Church does have plenty of similarities to business, in any case.
I admit, I don’t quite expect businessmen to have read Adam Smith. Mark McCormack once told the anecdote of a millionaire who said “I just buy my product for two dollars, sell it for five, and make two dollars!”
My point: lack of confidence in the state doesn’t say very much. Lack of people spending, that’s probably more of a cause. Fantasies about the state are probably (althoguh if you have empirical evidence I’ll change my mind) less important than real-time spending.
Let me say that there are good reasons not to trust the state. It has a history of lying about all sorts of things. Say, the gulf of Tonkin. The overthrow of Allende. Watergate. Iran-Contra. Monica Lewinsky. It used to be, in the old days, conservatives trusted the establishment and the leftists critiqued it. It’s interesting to see how that’s changed.
It seems that the stimulus package - the government’s attempt to shore up confidence- helped plenty of people keep their jobs, and kept money in communities. Apparently, big bad government worked. Without it, it would have been much worse. The government’s spending was more effective than Sarah’s assertion indicates.
February 2, 7:27 pm | [comment link]
21. Sarah wrote:
RE: “but I’m not the economist. I’m simply reading USA Today and the FT.”
And boy does it show.
RE: “The counterclaim you make, which is that some anonymous businessman believes that the government is too big, and has lost confidence in the state, is an interesting opinion.”
Yup—an opinion. Both of us throwing opinions and assertions around.
RE: “But just because someone drives a car, doesn’t mean they understand engineering.”
Well I’d say when someone has built the car they probably understand the car. And when someone has built a business they probably understand the business.
RE: “I suppose I could infer you’ve never worked in a factory, been on welfare, or a blue collar job in your life . . . “
You could—and you’d be wrong. You could infer something and be wrong. And I—tee hee—could infer something and it appears that I was correct. ; > )
RE: “It seems that the stimulus package - the government’s attempt to shore up confidence- helped plenty of people keep their jobs, and kept money in communities. Apparently, big bad government worked. Without it, it would have been much worse.”

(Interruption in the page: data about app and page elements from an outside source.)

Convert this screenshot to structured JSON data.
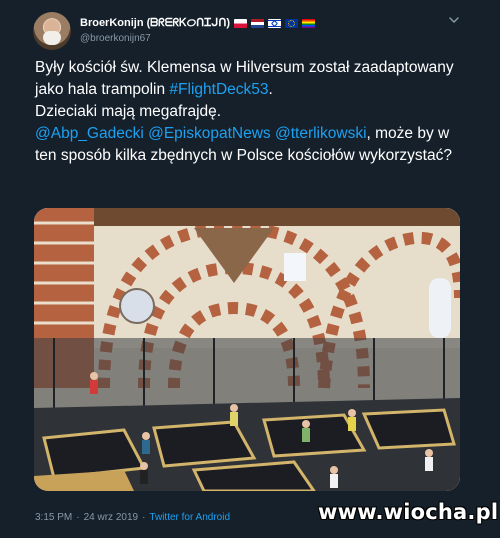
{
  "tweet": {
    "display_name": "BroerKonijn (ᗷᖇᗴᖇᏦᝪᑎᏆᒍᑎ)",
    "handle": "@broerkonijn67",
    "flags": [
      "poland-flag",
      "netherlands-flag",
      "israel-flag",
      "eu-flag",
      "rainbow-flag"
    ],
    "line1": "Były kościół św. Klemensa w Hilversum został zaadaptowany jako hala trampolin ",
    "hashtag": "#FlightDeck53",
    "line2_end": ".",
    "line3": "Dzieciaki mają megafrajdę.",
    "mention1": "@Abp_Gadecki",
    "mention2": "@EpiskopatNews",
    "mention3": "@tterlikowski",
    "line4": ", może by w ten sposób kilka zbędnych w Polsce kościołów wykorzystać?",
    "time": "3:15 PM",
    "sep1": "·",
    "date": "24 wrz 2019",
    "sep2": "·",
    "source": "Twitter for Android"
  },
  "image": {
    "description_icon": "photo-church-trampoline-park"
  },
  "watermark": "www.wiocha.pl",
  "colors": {
    "background": "#15202b",
    "link": "#1da1f2",
    "secondary_text": "#8899a6",
    "primary_text": "#ffffff"
  }
}
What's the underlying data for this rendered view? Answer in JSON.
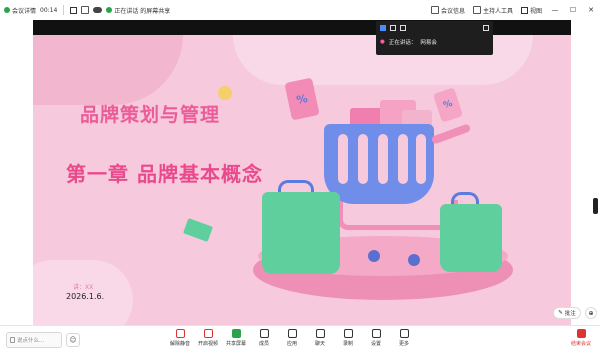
{
  "topbar": {
    "items": [
      {
        "label": "会议详情",
        "icon": "info-icon"
      },
      {
        "label": "00:14",
        "icon": "timer-icon"
      },
      {
        "label": "",
        "icon": "grid-icon"
      },
      {
        "label": "",
        "icon": "screenshot-icon"
      },
      {
        "label": "",
        "icon": "cloud-icon"
      },
      {
        "label": "正在讲话 的屏幕共享",
        "icon": "share-icon"
      }
    ],
    "right": [
      {
        "label": "会议信息",
        "icon": "info-icon"
      },
      {
        "label": "主持人工具",
        "icon": "host-tools-icon"
      },
      {
        "label": "视图",
        "icon": "view-icon"
      }
    ]
  },
  "panel": {
    "row1_icons": [
      "minimize-icon",
      "layout-icon",
      "list-icon"
    ],
    "speaker_label": "正在讲话：",
    "speaker_name": "网易会",
    "expand_icon": "expand-icon"
  },
  "slide": {
    "title1": "品牌策划与管理",
    "title2": "第一章  品牌基本概念",
    "author": "讲：XX",
    "date": "2026.1.6.",
    "tag_symbol": "%"
  },
  "slide_controls": {
    "edit_label": "批注",
    "zoom_icon": "zoom-icon"
  },
  "bottombar": {
    "chat_placeholder": "说点什么...",
    "emoji": "☺",
    "tools": [
      {
        "label": "解除静音",
        "icon": "mic-icon"
      },
      {
        "label": "开启视频",
        "icon": "camera-icon"
      },
      {
        "label": "共享屏幕",
        "icon": "share-screen-icon"
      },
      {
        "label": "成员",
        "icon": "members-icon"
      },
      {
        "label": "应用",
        "icon": "apps-icon"
      },
      {
        "label": "聊天",
        "icon": "chat-icon"
      },
      {
        "label": "录制",
        "icon": "record-icon"
      },
      {
        "label": "设置",
        "icon": "settings-icon"
      },
      {
        "label": "更多",
        "icon": "more-icon"
      }
    ],
    "end_label": "结束会议"
  },
  "colors": {
    "slide_bg": "#f6c9dd",
    "title_pink": "#ea5d98",
    "cart_blue": "#6f8de9",
    "bag_green": "#5fcf9e",
    "end_red": "#dd3333"
  }
}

Haw haw haw haw haw haw—hee hee hee . . . no it didn’t help “plenty of people keep their jobs”—heavens it helped people *lose* their jobs. The State has massively and monstrously FAILED—Epic Fail—in its last two years of idiotic responses to the recession. So no. It did not work. Yes, the economy is much worse than it would have been had the State not interfered. And yes, we’ll be paying for those foolish actions now for a long long time. It, in fact, did the precise opposite of what you assert that it did.
Of course . . . mutually opposing and antithetical assertions is nothing new for us, JW.
RE: “Fantasies about the state are probably (althoguh if you have empirical evidence I’ll change my mind) less important than real-time spending.”
Well of course you wouldn’t change your mind—look at your comments above about jobs. You’re a collectivist—you adore the state and its expansion. And why would either of us, in our usual exchange of assertions and beliefs, wish to offer “empirical evidence”? Duh—neither of us are trying to change the other’s mind anyway—we don’t share a similar enough foundational worldview to get even close to that.
No, our exchanges are merely countering assertions—and I like that.
It’s always good to demonstrate and reveal the chasm between the two sides, as is so easily accomplished with you.
February 5, 1:23 pm | [comment link]